Style Guide Benefits
New brands, legacy brands, individuals, and teams of all sizes can all benefit from brand and web style guides. After all, the key factor is ensuring that a brand and its messaging are displayed consistently across various platforms (website, social media, email marketing, web banners, etc). Style guides can begin with the basics (typography, buttons, links, & colors) and expand into complex design systems and even a resource library. The level of detail in a guide facilitates with future development as team members may change in time.
What does a style guide include?
Most importantly, a guide should align with the vision, mission, and values of a company. Understand who the brand is apart from personal opinions or subjective feelings. The guide should be a visual and sometimes literal [textual] reference of the brand story and emotional rapport conveyed to its audience.
Organization of assets is also key. If you’re a designer, create a style guide maintaining layers in either Photoshop or Illustrator. Make sure to package any required fonts and save swatches as an importable library or swatch panel for easy access and sharing.
If you’re a coder, it is even better to create an HTML document with the assets coded for ease of copying styles.
Identify headlines (h1, h2, h3, h4, h5, h6), as many as are most used and necessary, their font sizes, weights, color, and any transformations (e.g. uppercase), letter-spacing, and margins. Include body copy, ordered and unordered lists, inline links, and blockquotes/captions.
Establish a set of recognizable primary, secondary, and any tertiary or accent colors. Also include neutrals and any examples that are helpful in understanding when to use (or when not to use) a particular color. One to two colors may also be used for calls to action or alerts.
Define when prominent colors may be used for headers and footers.
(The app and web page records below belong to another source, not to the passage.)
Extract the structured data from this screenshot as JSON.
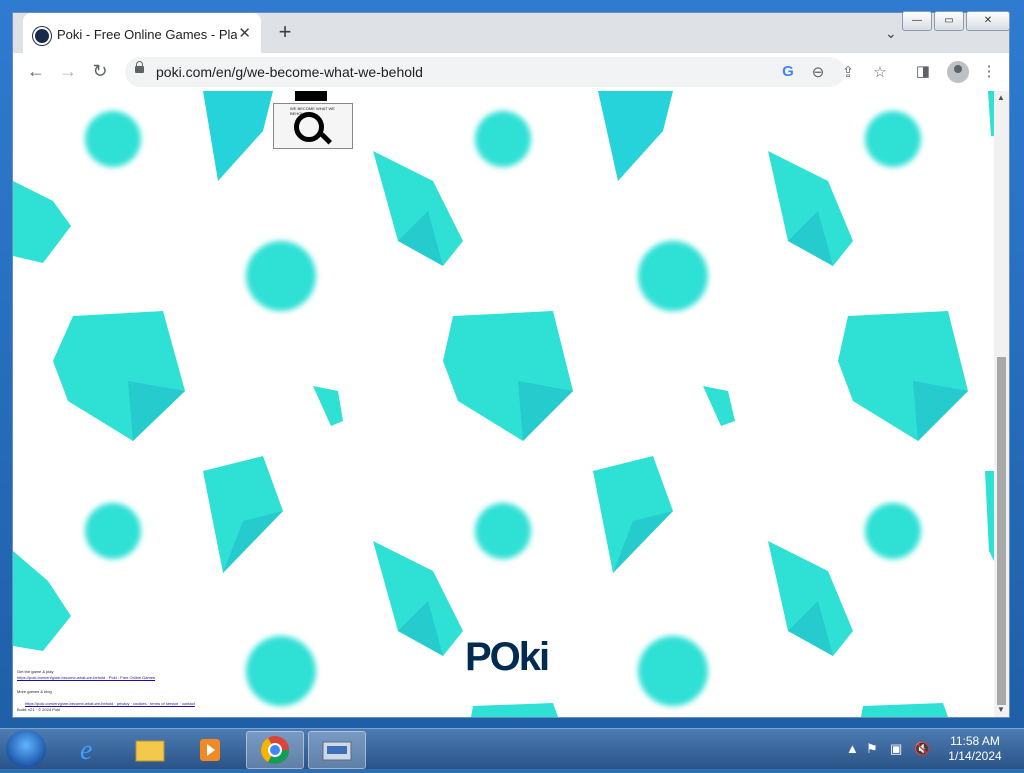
{
  "browser": {
    "tab_title": "Poki - Free Online Games - Play F",
    "tab_close": "✕",
    "new_tab": "+",
    "url": "poki.com/en/g/we-become-what-we-behold",
    "window_buttons": [
      "—",
      "▭",
      "✕"
    ]
  },
  "page": {
    "logo": "POki",
    "search_caption": "WE BECOME WHAT WE BEHOLD",
    "footer_lines": [
      "Get the game & play",
      "https://poki.com/en/g/we-become-what-we-behold · Poki - Free Online Games",
      "More games & blog",
      "https://poki.com/en/g/we-become-what-we-behold · privacy · cookies · terms of service · contact",
      "Build: v21 · © 2024 Poki"
    ]
  },
  "taskbar": {
    "time": "11:58 AM",
    "date": "1/14/2024",
    "apps": [
      "internet-explorer",
      "file-explorer",
      "media-player",
      "chrome",
      "keyboard"
    ]
  },
  "colors": {
    "gem": "#2fe0d5",
    "gem_dark": "#1fbcc8",
    "logo": "#002b50",
    "page_bg": "#ffffff"
  }
}
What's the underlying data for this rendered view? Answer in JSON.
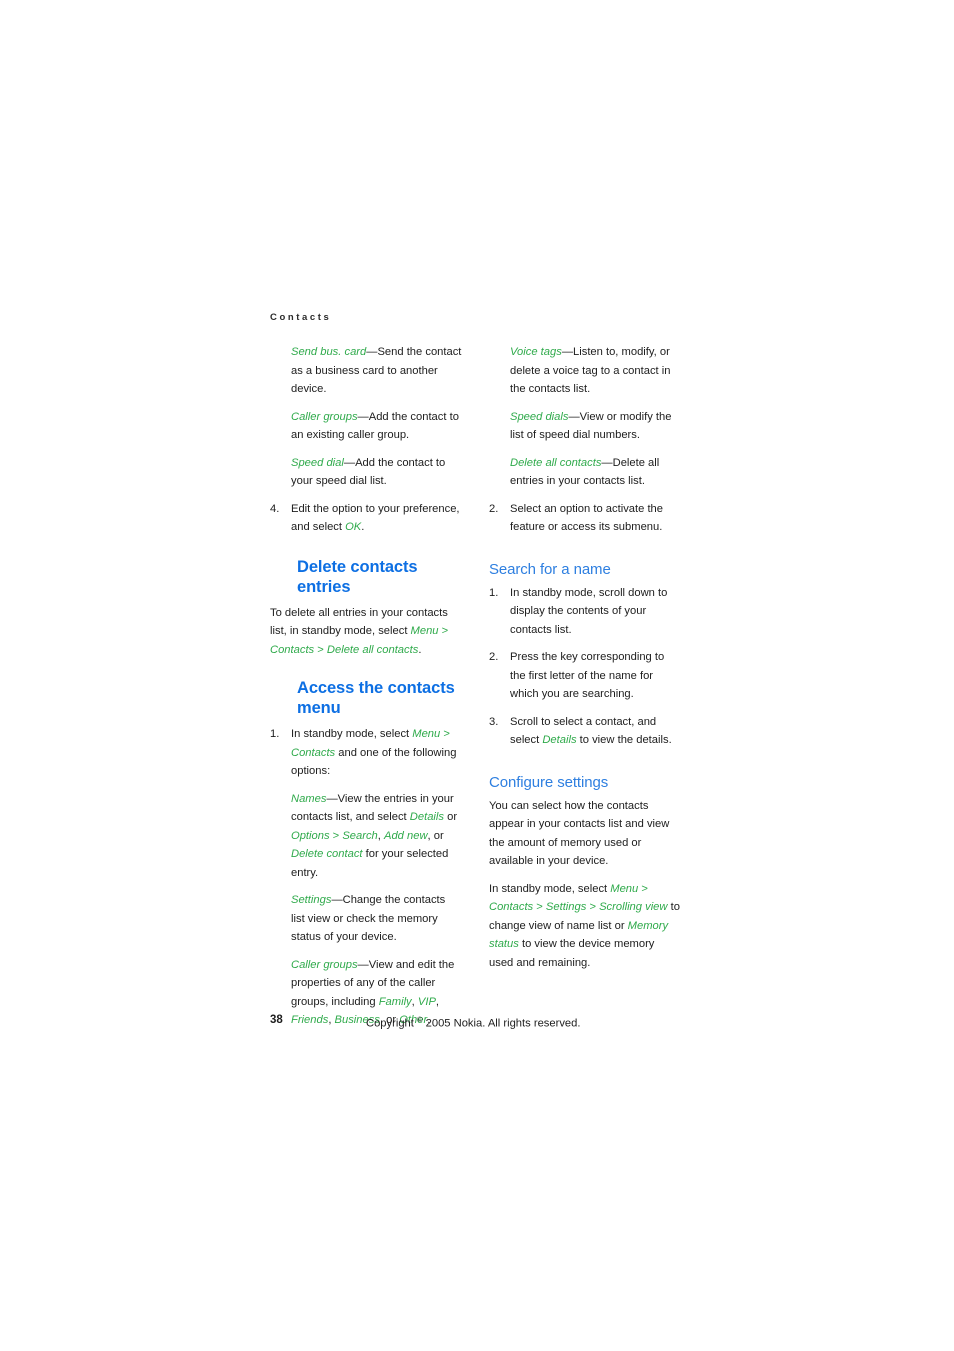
{
  "document": {
    "running_header": "Contacts",
    "page_number": "38",
    "copyright_prefix": "Copyright ",
    "copyright_symbol": "©",
    "copyright_suffix": " 2005 Nokia. All rights reserved.",
    "colors": {
      "heading_blue_bold": "#0d6fe3",
      "heading_blue_light": "#2e7fe0",
      "ui_term_green": "#2faa4b",
      "body_text": "#1d1d1d",
      "page_background": "#ffffff"
    }
  },
  "left_column": {
    "options_continued": [
      {
        "term": "Send bus. card",
        "dash": "—",
        "text": "Send the contact as a business card to another device."
      },
      {
        "term": "Caller groups",
        "dash": "—",
        "text": "Add the contact to an existing caller group."
      },
      {
        "term": "Speed dial",
        "dash": "—",
        "text": "Add the contact to your speed dial list."
      }
    ],
    "step_4": {
      "number": "4.",
      "text_before": "Edit the option to your preference, and select ",
      "term": "OK",
      "text_after": "."
    },
    "section_delete": {
      "heading_line1": "Delete contacts",
      "heading_line2": "entries",
      "body_part1": "To delete all entries in your contacts list, in standby mode, select ",
      "body_term1": "Menu",
      "body_sep1": " > ",
      "body_term2": "Contacts",
      "body_sep2": " > ",
      "body_term3": "Delete all contacts",
      "body_end": "."
    },
    "section_access": {
      "heading_line1": "Access the contacts",
      "heading_line2": "menu",
      "step_1": {
        "number": "1.",
        "part1": "In standby mode, select ",
        "term1": "Menu",
        "sep1": " > ",
        "term2": "Contacts",
        "part2": " and one of the following options:"
      },
      "options": [
        {
          "term": "Names",
          "dash": "—",
          "part1": "View the entries in your contacts list, and select ",
          "term2": "Details",
          "part2": " or ",
          "term3": "Options",
          "sep1": " > ",
          "term4": "Search",
          "sep2": ", ",
          "term5": "Add new",
          "part3": ", or ",
          "term6": "Delete contact",
          "part4": " for your selected entry."
        },
        {
          "term": "Settings",
          "dash": "—",
          "part1": "Change the contacts list view or check the memory status of your device."
        },
        {
          "term": "Caller groups",
          "dash": "—",
          "part1": "View and edit the properties of any of the caller groups, including ",
          "term2": "Family",
          "sep1": ", ",
          "term3": "VIP",
          "sep2": ", ",
          "term4": "Friends",
          "sep3": ", ",
          "term5": "Business",
          "part2": ", or ",
          "term6": "Other",
          "part3": "."
        }
      ]
    }
  },
  "right_column": {
    "options_continued": [
      {
        "term": "Voice tags",
        "dash": "—",
        "text": "Listen to, modify, or delete a voice tag to a contact in the contacts list."
      },
      {
        "term": "Speed dials",
        "dash": "—",
        "text": "View or modify the list of speed dial numbers."
      },
      {
        "term": "Delete all contacts",
        "dash": "—",
        "text": "Delete all entries in your contacts list."
      }
    ],
    "step_2": {
      "number": "2.",
      "text": "Select an option to activate the feature or access its submenu."
    },
    "section_search": {
      "heading": "Search for a name",
      "steps": [
        {
          "number": "1.",
          "text": "In standby mode, scroll down to display the contents of your contacts list."
        },
        {
          "number": "2.",
          "text": "Press the key corresponding to the first letter of the name for which you are searching."
        },
        {
          "number": "3.",
          "part1": "Scroll to select a contact, and select ",
          "term": "Details",
          "part2": " to view the details."
        }
      ]
    },
    "section_configure": {
      "heading": "Configure settings",
      "body1": "You can select how the contacts appear in your contacts list and view the amount of memory used or available in your device.",
      "body2": {
        "part1": "In standby mode, select ",
        "term1": "Menu",
        "sep1": " > ",
        "term2": "Contacts",
        "sep2": " > ",
        "term3": "Settings",
        "sep3": " > ",
        "term4": "Scrolling view",
        "part2": " to change view of name list or ",
        "term5": "Memory status",
        "part3": " to view the device memory used and remaining."
      }
    }
  }
}
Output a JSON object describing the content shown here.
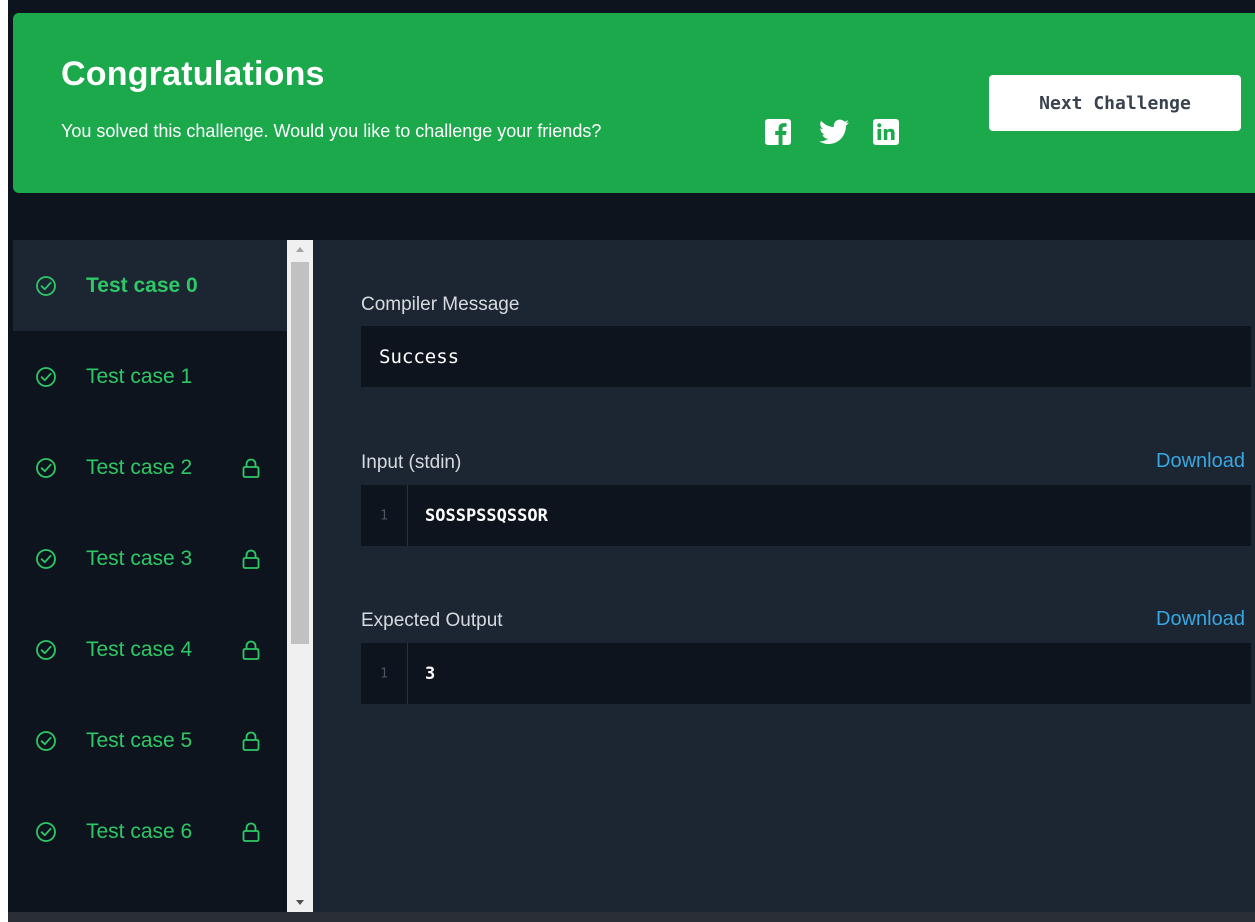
{
  "banner": {
    "title": "Congratulations",
    "subtitle": "You solved this challenge. Would you like to challenge your friends?",
    "next_button": "Next Challenge",
    "social_icons": [
      "facebook-icon",
      "twitter-icon",
      "linkedin-icon"
    ]
  },
  "test_cases": [
    {
      "label": "Test case 0",
      "active": true,
      "locked": false,
      "passed": true
    },
    {
      "label": "Test case 1",
      "active": false,
      "locked": false,
      "passed": true
    },
    {
      "label": "Test case 2",
      "active": false,
      "locked": true,
      "passed": true
    },
    {
      "label": "Test case 3",
      "active": false,
      "locked": true,
      "passed": true
    },
    {
      "label": "Test case 4",
      "active": false,
      "locked": true,
      "passed": true
    },
    {
      "label": "Test case 5",
      "active": false,
      "locked": true,
      "passed": true
    },
    {
      "label": "Test case 6",
      "active": false,
      "locked": true,
      "passed": true
    }
  ],
  "compiler": {
    "label": "Compiler Message",
    "message": "Success"
  },
  "input": {
    "label": "Input (stdin)",
    "download": "Download",
    "line_number": "1",
    "value": "SOSSPSSQSSOR"
  },
  "expected": {
    "label": "Expected Output",
    "download": "Download",
    "line_number": "1",
    "value": "3"
  },
  "colors": {
    "banner_green": "#1ba94c",
    "pass_green": "#2ec866",
    "link_blue": "#39a7e0",
    "dark_bg": "#0e141e",
    "panel_bg": "#1c2532"
  }
}
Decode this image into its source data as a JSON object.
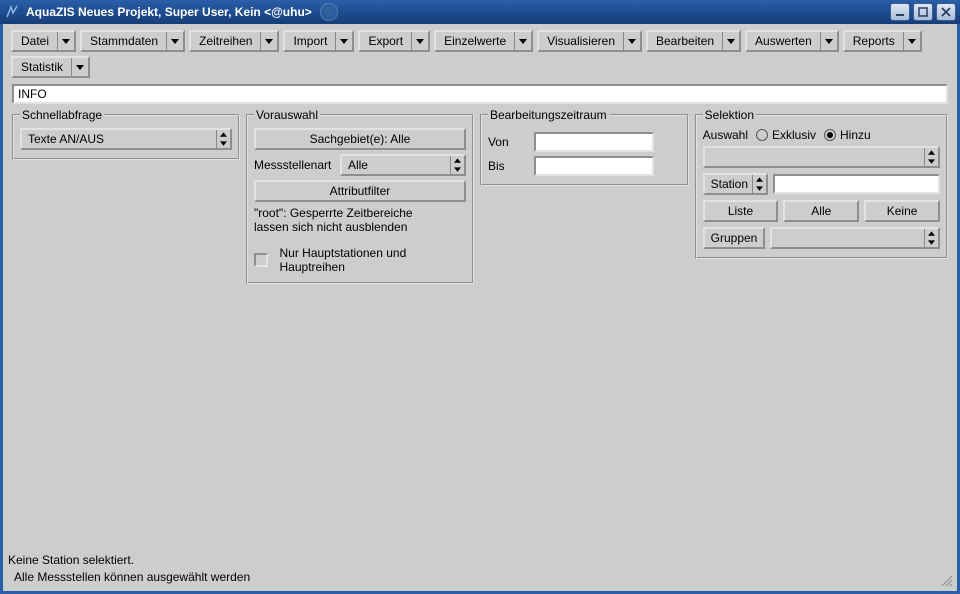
{
  "window": {
    "title": "AquaZIS Neues Projekt, Super User, Kein <@uhu>"
  },
  "menubar": {
    "items": [
      "Datei",
      "Stammdaten",
      "Zeitreihen",
      "Import",
      "Export",
      "Einzelwerte",
      "Visualisieren",
      "Bearbeiten",
      "Auswerten",
      "Reports",
      "Statistik"
    ]
  },
  "info": {
    "value": "INFO"
  },
  "schnellabfrage": {
    "legend": "Schnellabfrage",
    "combo_value": "Texte AN/AUS"
  },
  "vorauswahl": {
    "legend": "Vorauswahl",
    "sachgebiet_btn": "Sachgebiet(e): Alle",
    "messstellenart_label": "Messstellenart",
    "messstellenart_value": "Alle",
    "attributfilter_btn": "Attributfilter",
    "note_line1": "\"root\": Gesperrte Zeitbereiche",
    "note_line2": "lassen sich nicht ausblenden",
    "checkbox_label": "Nur Hauptstationen und Hauptreihen"
  },
  "bearbeitungszeitraum": {
    "legend": "Bearbeitungszeitraum",
    "von_label": "Von",
    "bis_label": "Bis",
    "von_value": "",
    "bis_value": ""
  },
  "selektion": {
    "legend": "Selektion",
    "auswahl_label": "Auswahl",
    "exklusiv_label": "Exklusiv",
    "hinzu_label": "Hinzu",
    "selected_mode": "hinzu",
    "combo1_value": "",
    "station_btn": "Station",
    "station_field": "",
    "liste_btn": "Liste",
    "alle_btn": "Alle",
    "keine_btn": "Keine",
    "gruppen_btn": "Gruppen",
    "gruppen_combo": ""
  },
  "status": {
    "line1": "Keine Station selektiert.",
    "line2": "Alle Messstellen können ausgewählt werden"
  }
}
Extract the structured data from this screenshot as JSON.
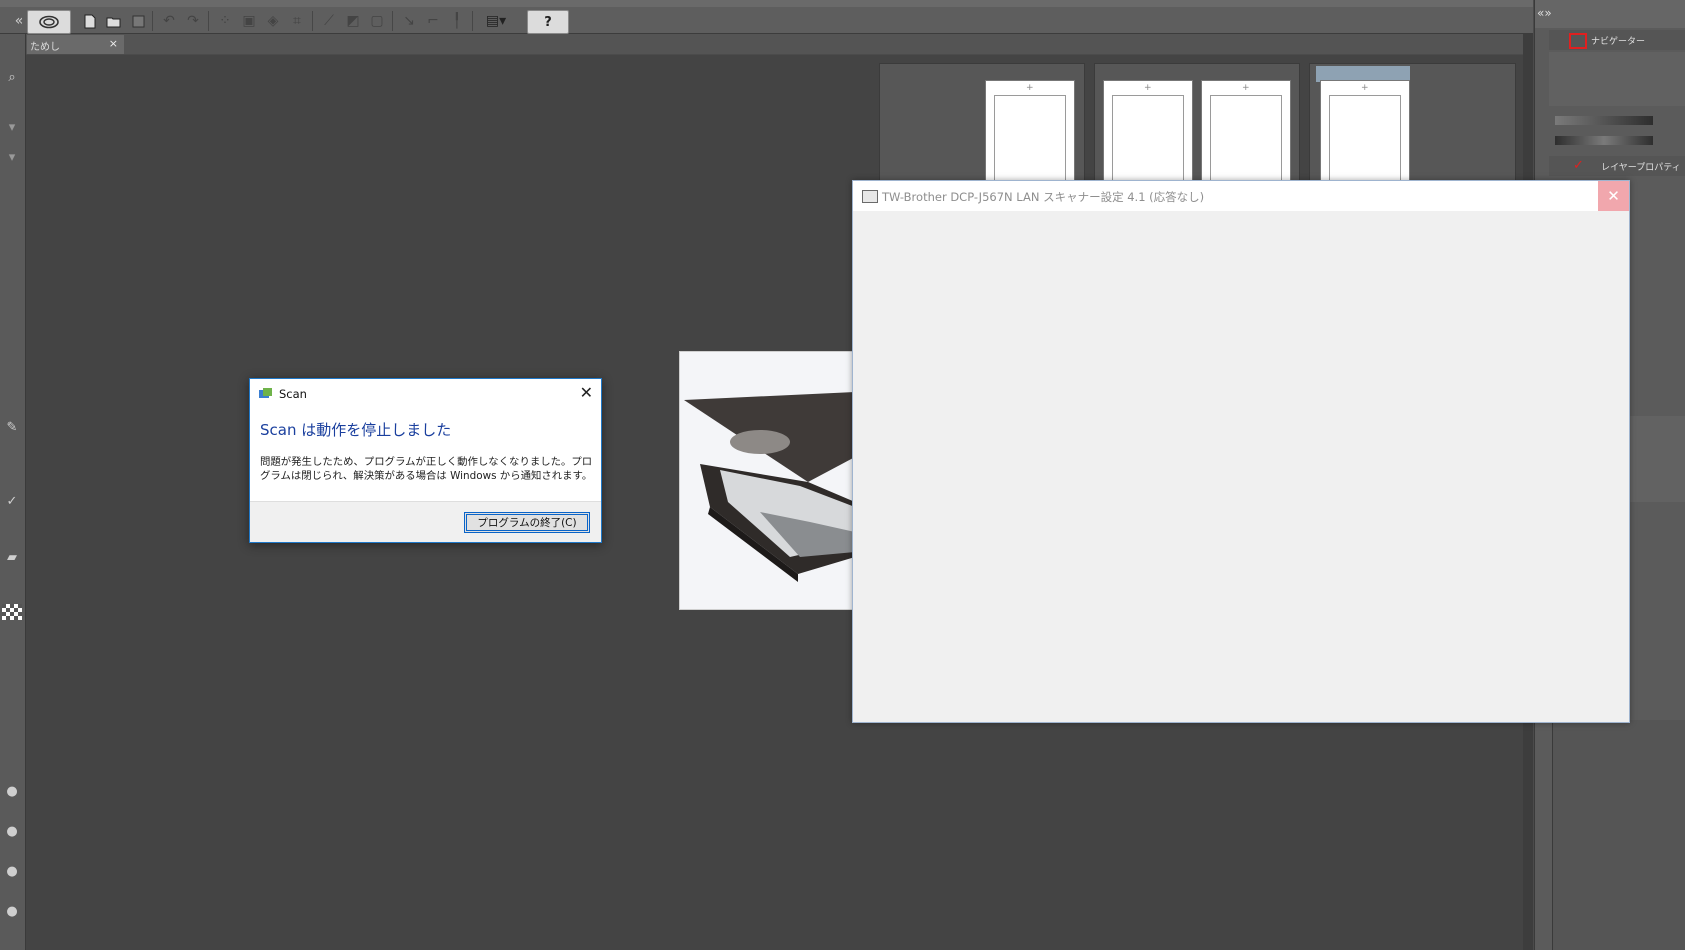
{
  "toolbar": {
    "collapse_icon": "«",
    "help_label": "?"
  },
  "document_tab": {
    "label": "ためし",
    "close": "×"
  },
  "right_panel": {
    "expand_icon": "«»",
    "navigator_label": "ナビゲーター",
    "layer_property_label": "レイヤープロパティ"
  },
  "tw_dialog": {
    "title": "TW-Brother DCP-J567N LAN スキャナー設定 4.1 (応答なし)",
    "close": "✕"
  },
  "error_dialog": {
    "title": "Scan",
    "close": "✕",
    "heading": "Scan は動作を停止しました",
    "message": "問題が発生したため、プログラムが正しく動作しなくなりました。プログラムは閉じられ、解決策がある場合は Windows から通知されます。",
    "button_label": "プログラムの終了(C)"
  },
  "colors": {
    "error_heading": "#1a3f9e",
    "dialog_border": "#1f78c8",
    "tw_close_bg": "#f1a7ad"
  }
}
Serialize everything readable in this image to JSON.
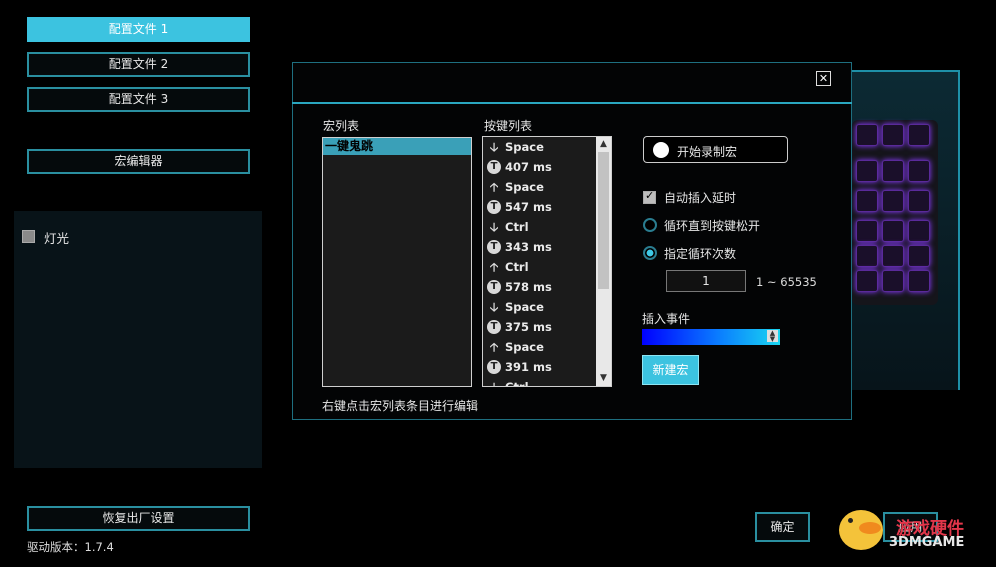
{
  "sidebar": {
    "profiles": [
      "配置文件 1",
      "配置文件 2",
      "配置文件 3"
    ],
    "macro_editor_label": "宏编辑器",
    "light_label": "灯光",
    "reset_label": "恢复出厂设置",
    "version_text": "驱动版本：1.7.4"
  },
  "dialog": {
    "close_symbol": "✕",
    "macro_list_label": "宏列表",
    "macro_items": [
      "一键鬼跳"
    ],
    "key_list_label": "按键列表",
    "key_items": [
      {
        "icon": "down-arrow",
        "text": "Space"
      },
      {
        "icon": "T",
        "text": "407 ms"
      },
      {
        "icon": "up-arrow",
        "text": "Space"
      },
      {
        "icon": "T",
        "text": "547 ms"
      },
      {
        "icon": "down-arrow",
        "text": "Ctrl"
      },
      {
        "icon": "T",
        "text": "343 ms"
      },
      {
        "icon": "up-arrow",
        "text": "Ctrl"
      },
      {
        "icon": "T",
        "text": "578 ms"
      },
      {
        "icon": "down-arrow",
        "text": "Space"
      },
      {
        "icon": "T",
        "text": "375 ms"
      },
      {
        "icon": "up-arrow",
        "text": "Space"
      },
      {
        "icon": "T",
        "text": "391 ms"
      },
      {
        "icon": "down-arrow",
        "text": "Ctrl"
      }
    ],
    "record_label": "开始录制宏",
    "auto_delay_label": "自动插入延时",
    "loop_release_label": "循环直到按键松开",
    "loop_count_label": "指定循环次数",
    "loop_count_value": "1",
    "loop_range": "1 ~ 65535",
    "insert_event_label": "插入事件",
    "new_macro_label": "新建宏",
    "hint": "右键点击宏列表条目进行编辑"
  },
  "footer": {
    "ok_label": "确定",
    "apply_label": "应用"
  },
  "watermark": {
    "text1": "游戏硬件",
    "text2": "3DMGAME"
  },
  "colors": {
    "accent": "#3cc3e0",
    "border": "#2a8fa0"
  }
}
Buttons are often a call-to-action color. They sometimes include an icon and often involve hover and/or transition states.
Think about how images are displayed – are there rounded corners or frames? How does the tone speak to the brand? If you think of Instagram, there are various filters and levels of contrast and saturation. Does the brand use black and white photography? Desaturated? A particular hue or level of contrast?
Icons can give context to content and denote functionality on your site; there’s an array of icon styles (e.g. line, sketch, flat, 3D). Choose or create a set that’s appropriate for the industry and compliments typography and other design elements.
Form fields allow users to interact with and send data through a website. In your style guide, define backgrounds, borders, border radii, active, focus, and hover states when applicable, and styled messages (e.g. This field is required. Your email was sent successfully.)
Define padding, margins, and space between lines of text, images, buttons, and form elements. Include particular sections and layouts that show hierarchy, the flow of content, and positioning. Space may be visualized using grids and/or columns.
Thinking back to the brand identity, include textual content that carries the “voice” of content and clarifies the level of formality, the point of view, and the style of communication that gives personality to the brand. Here’s an example of MailChimp’s Voice & Tone and another guide to better understand how to define a brand voice.
Dos & Don’ts
Dos and don’ts, as you would find in a brand guide, can also be helpful in a web style guide to share appropriate and incorrect usage or element pairings.
If this list seems overwhelming, fear not – items 1-4 will give you a jumpstart at defining an effective style guide. There are all sorts of creative examples floating around the web if you want to spend more time on yours. The most important factors are that the guide reflects the brand, is usable for you and others, boosts your workflow, and brings confidence through a better understanding of the brand design.